Cross-contamination is a serious issue when it comes to catering and running a restaurant. Not only do different types of food have different types of bacteria such that if a cooked food and a raw food cross-pollinate, bad bacteria might not be killed by cooking, thus getting patrons ill, but also bacteria multiply between 40-140°F. So given the right temperature and amount of moisture, these single-celled organisms can multiply furiously to levels that cause grave illness and, at times, hospitalization.
There are many protocols that professional chefs should take during food preparation: covering raw foods, storing cold foods quickly in proper temperatures (38°F is the standard for commercial kitchens), and separating cutting boards and utensils so that raw meats and poultry, fish, breads and pastry, and fruits and vegetables each get their own stations.
Fun fact: your kitchen sink has more E. Coli growing in it than your toilet. Cleaning the sink often with hot water and some kind of disinfectant is another critical step in preventing cross contamination, as is the frequent washing of hands since hands are vectors for pathogen distribution.
Cross contamination can also occur if you touch raw meat before touching raw produce. Wiping your hands on a hand towel or apron between different food handling tasks or using unclean equipment to cut or prepare food are also big no-no's. Never use bare hands to serve foods, and never serve two different foods with the same tongs, gloves, scoops, or sheets. This can be critical also for people with nut allergies.
Even though you should not rinse meat, since that splashes bacteria throughout the sink and counter, you should rinse your fruits and vegetables so that when you slice them, you don't introduce bacteria from external rinds and peels into the edible portion of the food. Also, reject using any food that shows any sign of pest infestation, and do not serve or consume any food that comes from rusted or swollen cans. Swollen cans are particularly dangerous as that is a sign of botulism toxin, one of the most deleterious and fatal bacteria known to man (but also used in Botox treatments, which might tell you something about whether or not Botox is really all that safe).
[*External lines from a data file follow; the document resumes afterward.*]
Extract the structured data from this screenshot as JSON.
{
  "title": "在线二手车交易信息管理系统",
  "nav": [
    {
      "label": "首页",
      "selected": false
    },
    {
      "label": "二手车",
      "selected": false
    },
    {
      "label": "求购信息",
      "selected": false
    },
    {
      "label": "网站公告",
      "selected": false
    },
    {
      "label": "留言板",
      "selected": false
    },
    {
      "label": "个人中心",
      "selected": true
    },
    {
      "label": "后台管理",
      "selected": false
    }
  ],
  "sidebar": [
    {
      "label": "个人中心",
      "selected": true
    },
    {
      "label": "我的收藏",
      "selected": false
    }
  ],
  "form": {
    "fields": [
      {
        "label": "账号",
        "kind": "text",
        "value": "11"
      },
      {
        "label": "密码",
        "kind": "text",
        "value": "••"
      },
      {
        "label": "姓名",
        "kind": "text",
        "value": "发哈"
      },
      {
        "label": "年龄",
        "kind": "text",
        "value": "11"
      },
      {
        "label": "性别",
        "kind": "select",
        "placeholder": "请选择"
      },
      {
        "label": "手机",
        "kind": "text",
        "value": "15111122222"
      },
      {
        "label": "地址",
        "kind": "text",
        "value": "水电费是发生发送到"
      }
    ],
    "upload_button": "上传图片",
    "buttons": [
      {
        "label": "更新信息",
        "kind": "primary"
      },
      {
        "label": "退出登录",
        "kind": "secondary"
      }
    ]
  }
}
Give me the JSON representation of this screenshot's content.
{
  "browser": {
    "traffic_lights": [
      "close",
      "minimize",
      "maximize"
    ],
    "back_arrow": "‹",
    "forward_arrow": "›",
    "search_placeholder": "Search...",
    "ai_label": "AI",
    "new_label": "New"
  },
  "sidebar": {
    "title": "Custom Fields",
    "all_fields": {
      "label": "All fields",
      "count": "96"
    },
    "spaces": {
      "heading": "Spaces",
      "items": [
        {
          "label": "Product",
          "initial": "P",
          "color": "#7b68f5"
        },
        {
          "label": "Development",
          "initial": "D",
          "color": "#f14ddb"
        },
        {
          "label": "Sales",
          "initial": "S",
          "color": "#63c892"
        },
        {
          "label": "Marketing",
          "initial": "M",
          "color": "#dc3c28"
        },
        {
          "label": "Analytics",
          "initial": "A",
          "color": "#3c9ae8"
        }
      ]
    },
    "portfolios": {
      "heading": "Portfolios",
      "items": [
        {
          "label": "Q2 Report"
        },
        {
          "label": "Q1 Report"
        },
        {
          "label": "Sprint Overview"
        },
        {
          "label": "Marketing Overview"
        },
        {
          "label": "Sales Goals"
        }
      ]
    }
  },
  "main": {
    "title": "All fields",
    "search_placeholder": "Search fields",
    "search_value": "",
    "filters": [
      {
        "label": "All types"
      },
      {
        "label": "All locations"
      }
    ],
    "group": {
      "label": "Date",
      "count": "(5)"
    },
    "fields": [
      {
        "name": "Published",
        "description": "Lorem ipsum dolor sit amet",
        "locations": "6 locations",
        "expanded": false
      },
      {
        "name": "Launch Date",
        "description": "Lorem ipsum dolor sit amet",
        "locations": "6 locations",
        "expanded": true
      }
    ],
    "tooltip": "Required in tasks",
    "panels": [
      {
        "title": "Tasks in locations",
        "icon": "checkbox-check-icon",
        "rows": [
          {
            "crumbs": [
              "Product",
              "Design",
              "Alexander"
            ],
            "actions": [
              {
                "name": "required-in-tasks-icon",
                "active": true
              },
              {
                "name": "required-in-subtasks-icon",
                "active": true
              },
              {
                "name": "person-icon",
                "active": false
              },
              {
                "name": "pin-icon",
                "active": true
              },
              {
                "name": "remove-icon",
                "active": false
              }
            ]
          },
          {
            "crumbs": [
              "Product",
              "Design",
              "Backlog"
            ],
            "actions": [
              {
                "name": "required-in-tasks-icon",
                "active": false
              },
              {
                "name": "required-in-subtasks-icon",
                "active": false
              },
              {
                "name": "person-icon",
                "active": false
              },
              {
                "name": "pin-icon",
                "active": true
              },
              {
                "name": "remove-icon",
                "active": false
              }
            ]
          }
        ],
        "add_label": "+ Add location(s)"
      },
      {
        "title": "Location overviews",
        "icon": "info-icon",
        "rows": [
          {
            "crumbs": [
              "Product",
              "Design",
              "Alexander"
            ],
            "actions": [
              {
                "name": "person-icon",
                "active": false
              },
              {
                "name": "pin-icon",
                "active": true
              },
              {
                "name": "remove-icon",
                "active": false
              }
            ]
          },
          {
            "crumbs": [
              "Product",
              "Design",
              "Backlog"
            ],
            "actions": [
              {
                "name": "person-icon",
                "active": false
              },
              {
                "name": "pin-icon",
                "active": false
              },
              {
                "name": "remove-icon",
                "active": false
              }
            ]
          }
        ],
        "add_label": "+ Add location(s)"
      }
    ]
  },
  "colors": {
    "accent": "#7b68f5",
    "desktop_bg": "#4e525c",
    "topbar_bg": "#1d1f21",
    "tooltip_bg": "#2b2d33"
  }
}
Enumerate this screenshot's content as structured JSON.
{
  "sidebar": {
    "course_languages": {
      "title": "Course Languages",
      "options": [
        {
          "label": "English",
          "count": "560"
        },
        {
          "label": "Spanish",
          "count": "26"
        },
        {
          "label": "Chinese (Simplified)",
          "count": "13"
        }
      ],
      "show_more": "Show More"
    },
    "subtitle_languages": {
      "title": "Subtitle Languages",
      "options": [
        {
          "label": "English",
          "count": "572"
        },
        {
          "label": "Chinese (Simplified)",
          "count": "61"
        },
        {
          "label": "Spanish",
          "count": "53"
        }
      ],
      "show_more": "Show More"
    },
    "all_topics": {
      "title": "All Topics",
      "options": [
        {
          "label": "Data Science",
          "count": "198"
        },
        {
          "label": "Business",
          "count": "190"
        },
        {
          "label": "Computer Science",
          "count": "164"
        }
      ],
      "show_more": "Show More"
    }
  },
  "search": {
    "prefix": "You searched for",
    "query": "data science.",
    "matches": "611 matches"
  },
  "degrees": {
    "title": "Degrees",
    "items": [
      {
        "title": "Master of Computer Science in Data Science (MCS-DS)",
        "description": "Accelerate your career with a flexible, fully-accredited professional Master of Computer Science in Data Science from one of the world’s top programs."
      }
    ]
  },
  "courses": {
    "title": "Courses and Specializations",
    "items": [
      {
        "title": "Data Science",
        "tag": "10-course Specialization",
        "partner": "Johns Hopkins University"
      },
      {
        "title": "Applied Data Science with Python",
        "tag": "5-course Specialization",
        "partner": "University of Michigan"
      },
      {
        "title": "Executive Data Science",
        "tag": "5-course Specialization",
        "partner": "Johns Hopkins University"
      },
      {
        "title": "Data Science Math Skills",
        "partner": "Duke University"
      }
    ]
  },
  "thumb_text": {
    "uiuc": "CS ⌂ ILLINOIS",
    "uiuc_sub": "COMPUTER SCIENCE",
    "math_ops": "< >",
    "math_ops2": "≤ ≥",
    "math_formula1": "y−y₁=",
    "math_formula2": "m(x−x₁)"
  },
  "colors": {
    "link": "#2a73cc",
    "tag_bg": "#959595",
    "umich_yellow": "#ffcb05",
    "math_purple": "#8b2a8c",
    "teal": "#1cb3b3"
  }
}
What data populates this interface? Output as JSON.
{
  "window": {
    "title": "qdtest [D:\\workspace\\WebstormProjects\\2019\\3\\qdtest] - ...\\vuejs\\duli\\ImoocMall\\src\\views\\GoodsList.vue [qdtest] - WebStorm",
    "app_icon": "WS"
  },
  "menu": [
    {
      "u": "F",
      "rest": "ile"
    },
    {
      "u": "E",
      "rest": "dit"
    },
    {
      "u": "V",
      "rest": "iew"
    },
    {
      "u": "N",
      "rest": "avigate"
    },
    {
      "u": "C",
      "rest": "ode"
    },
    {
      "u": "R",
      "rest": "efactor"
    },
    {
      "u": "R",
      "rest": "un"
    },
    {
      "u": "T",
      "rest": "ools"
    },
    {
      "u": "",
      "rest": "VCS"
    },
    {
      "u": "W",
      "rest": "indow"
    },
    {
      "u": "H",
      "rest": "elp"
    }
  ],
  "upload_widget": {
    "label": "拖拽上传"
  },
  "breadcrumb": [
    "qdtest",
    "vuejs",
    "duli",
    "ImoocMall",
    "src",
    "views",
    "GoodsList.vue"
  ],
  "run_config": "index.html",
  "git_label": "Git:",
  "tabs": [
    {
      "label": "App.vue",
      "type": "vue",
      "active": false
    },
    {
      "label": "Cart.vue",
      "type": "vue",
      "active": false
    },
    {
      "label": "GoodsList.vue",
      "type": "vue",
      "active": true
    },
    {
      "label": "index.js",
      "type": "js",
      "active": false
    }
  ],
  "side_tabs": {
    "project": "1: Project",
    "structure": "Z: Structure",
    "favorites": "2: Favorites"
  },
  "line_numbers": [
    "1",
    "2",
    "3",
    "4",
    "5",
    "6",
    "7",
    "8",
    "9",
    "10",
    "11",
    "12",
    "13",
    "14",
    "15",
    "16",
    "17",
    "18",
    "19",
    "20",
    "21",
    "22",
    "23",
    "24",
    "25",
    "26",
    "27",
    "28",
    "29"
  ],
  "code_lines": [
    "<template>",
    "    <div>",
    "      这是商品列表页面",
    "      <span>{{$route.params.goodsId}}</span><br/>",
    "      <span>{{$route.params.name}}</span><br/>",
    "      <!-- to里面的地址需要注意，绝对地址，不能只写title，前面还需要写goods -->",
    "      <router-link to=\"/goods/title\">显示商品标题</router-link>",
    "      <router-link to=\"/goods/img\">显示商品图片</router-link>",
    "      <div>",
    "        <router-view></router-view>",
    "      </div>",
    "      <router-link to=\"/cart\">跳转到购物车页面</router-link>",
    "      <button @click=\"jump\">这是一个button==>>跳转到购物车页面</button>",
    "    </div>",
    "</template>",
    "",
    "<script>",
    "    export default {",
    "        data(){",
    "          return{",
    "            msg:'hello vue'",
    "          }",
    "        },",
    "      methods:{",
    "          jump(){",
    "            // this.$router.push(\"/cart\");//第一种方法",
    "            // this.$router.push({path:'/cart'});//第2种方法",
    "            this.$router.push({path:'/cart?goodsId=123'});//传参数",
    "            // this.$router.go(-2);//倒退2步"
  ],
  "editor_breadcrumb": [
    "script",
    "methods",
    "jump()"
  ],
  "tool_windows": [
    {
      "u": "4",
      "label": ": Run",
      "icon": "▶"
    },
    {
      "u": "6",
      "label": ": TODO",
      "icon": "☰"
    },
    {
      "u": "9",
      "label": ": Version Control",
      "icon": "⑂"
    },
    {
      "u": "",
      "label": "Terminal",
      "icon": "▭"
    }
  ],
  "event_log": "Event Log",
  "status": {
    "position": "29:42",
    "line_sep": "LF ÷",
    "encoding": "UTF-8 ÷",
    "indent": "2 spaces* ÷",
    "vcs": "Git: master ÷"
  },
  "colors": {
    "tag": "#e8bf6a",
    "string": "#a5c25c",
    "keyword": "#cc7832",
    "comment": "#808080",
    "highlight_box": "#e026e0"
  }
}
When it comes to kitchen cleanup after the event, everything in the kitchen needs to be cleaned with hot, soapy water. Sponges and rags used for cleaning the counters and equipment should not be used for washing dishes. PopUp CleanUP uses color coded rags and microfiber towels to make sure that a rag used on one piece of equipment (such as the stove) isn't used to clean high touch surfaces like drawer handles, drink dispensers, light switches, and microwave buttons, each of which should be wiped with a clean, sanitized rag and disinfectant.
All food-related laundry must be cleaned on a hot water cycle (cold does not kill bacteria) and all utensils and equipment should be stored properly after a thorough hot water and soap cleaning.
Incorporating UV Light disinfection systems into the cleaning provide an added level of protection to kitchen cleaning. If you have an event that involves kitchen cleaning, PopUp CleanUP can offer deep cleans using proper precautions to prevent cross-contamination and keep your guests and employees safe.